_TASK OBJECTIVE_:
Every entry is to be written out word for word.

_ENTRIES PROVIDED_:
- - -
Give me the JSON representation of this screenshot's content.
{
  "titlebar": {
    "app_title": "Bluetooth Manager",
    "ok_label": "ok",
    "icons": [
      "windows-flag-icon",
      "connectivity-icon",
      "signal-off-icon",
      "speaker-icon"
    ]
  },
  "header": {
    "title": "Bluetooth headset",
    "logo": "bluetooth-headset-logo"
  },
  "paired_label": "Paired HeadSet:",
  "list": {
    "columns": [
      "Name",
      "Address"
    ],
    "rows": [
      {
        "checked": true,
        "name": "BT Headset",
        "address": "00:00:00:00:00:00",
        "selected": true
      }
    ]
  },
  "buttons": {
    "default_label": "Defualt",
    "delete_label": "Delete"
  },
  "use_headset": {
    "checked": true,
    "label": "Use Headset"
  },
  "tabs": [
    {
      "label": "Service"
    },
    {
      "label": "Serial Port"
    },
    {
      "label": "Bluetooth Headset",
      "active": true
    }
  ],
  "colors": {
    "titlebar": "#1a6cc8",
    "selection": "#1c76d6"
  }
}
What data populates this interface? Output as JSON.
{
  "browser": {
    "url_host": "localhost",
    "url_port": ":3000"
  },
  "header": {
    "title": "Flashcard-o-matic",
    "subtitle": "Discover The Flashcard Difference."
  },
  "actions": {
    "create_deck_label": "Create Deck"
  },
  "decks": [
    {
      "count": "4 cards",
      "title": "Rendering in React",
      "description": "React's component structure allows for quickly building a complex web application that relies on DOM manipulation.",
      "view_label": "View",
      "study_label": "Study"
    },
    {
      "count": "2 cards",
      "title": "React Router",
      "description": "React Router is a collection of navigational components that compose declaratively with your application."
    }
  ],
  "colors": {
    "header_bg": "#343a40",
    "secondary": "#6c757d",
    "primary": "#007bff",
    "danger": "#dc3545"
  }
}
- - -
_REPLY TO THE EXERCISE_:
Give me the JSON representation of this screenshot's content.
{
  "titlebar": {
    "app_title": "Bluetooth Manager",
    "ok_label": "ok",
    "icons": [
      "windows-flag-icon",
      "connectivity-icon",
      "signal-off-icon",
      "speaker-icon"
    ]
  },
  "header": {
    "title": "Bluetooth headset",
    "logo": "bluetooth-headset-logo"
  },
  "paired_label": "Paired HeadSet:",
  "list": {
    "columns": [
      "Name",
      "Address"
    ],
    "rows": [
      {
        "checked": true,
        "name": "BT Headset",
        "address": "00:00:00:00:00:00",
        "selected": true
      }
    ]
  },
  "buttons": {
    "default_label": "Defualt",
    "delete_label": "Delete"
  },
  "use_headset": {
    "checked": true,
    "label": "Use Headset"
  },
  "tabs": [
    {
      "label": "Service"
    },
    {
      "label": "Serial Port"
    },
    {
      "label": "Bluetooth Headset",
      "active": true
    }
  ],
  "colors": {
    "titlebar": "#1a6cc8",
    "selection": "#1c76d6"
  }
}
What data populates this interface? Output as JSON.
{
  "browser": {
    "url_host": "localhost",
    "url_port": ":3000"
  },
  "header": {
    "title": "Flashcard-o-matic",
    "subtitle": "Discover The Flashcard Difference."
  },
  "actions": {
    "create_deck_label": "Create Deck"
  },
  "decks": [
    {
      "count": "4 cards",
      "title": "Rendering in React",
      "description": "React's component structure allows for quickly building a complex web application that relies on DOM manipulation.",
      "view_label": "View",
      "study_label": "Study"
    },
    {
      "count": "2 cards",
      "title": "React Router",
      "description": "React Router is a collection of navigational components that compose declaratively with your application."
    }
  ],
  "colors": {
    "header_bg": "#343a40",
    "secondary": "#6c757d",
    "primary": "#007bff",
    "danger": "#dc3545"
  }
}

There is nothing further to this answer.